**What this task involves**:
Reply with nothing but how many lines in the entries below include "Айтея".

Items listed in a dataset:
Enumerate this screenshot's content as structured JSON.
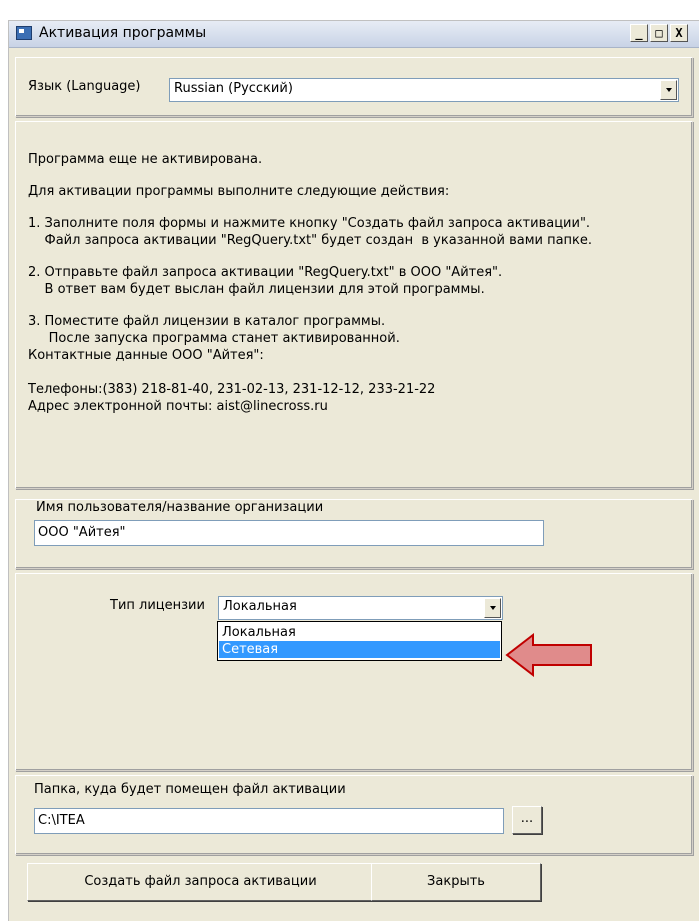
{
  "window": {
    "title": "Активация программы",
    "minimize": "_",
    "maximize": "□",
    "close": "X"
  },
  "language": {
    "label": "Язык (Language)",
    "value": "Russian (Русский)"
  },
  "info": {
    "lines": [
      "Программа еще не активирована.",
      "Для активации программы выполните следующие действия:",
      "1. Заполните поля формы и нажмите кнопку \"Создать файл запроса активации\".",
      "    Файл запроса активации \"RegQuery.txt\" будет создан  в указанной вами папке.",
      "2. Отправьте файл запроса активации \"RegQuery.txt\" в ООО \"Айтея\".",
      "    В ответ вам будет выслан файл лицензии для этой программы.",
      "3. Поместите файл лицензии в каталог программы.",
      "     После запуска программа станет активированной.",
      "Контактные данные ООО \"Айтея\":",
      "Телефоны:(383) 218-81-40, 231-02-13, 231-12-12, 233-21-22",
      "Адрес электронной почты: aist@linecross.ru"
    ]
  },
  "user": {
    "label": "Имя пользователя/название организации",
    "value": "ООО \"Айтея\""
  },
  "license": {
    "label": "Тип лицензии",
    "value": "Локальная",
    "options": [
      "Локальная",
      "Сетевая"
    ],
    "highlighted": "Сетевая"
  },
  "folder": {
    "label": "Папка, куда будет помещен файл активации",
    "value": "C:\\ITEA",
    "browse_label": "..."
  },
  "buttons": {
    "create": "Создать файл запроса активации",
    "close": "Закрыть"
  },
  "colors": {
    "selection": "#3399ff",
    "annotation_arrow": "#e08b8b",
    "annotation_arrow_border": "#c00000"
  }
}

**Answer section**:
3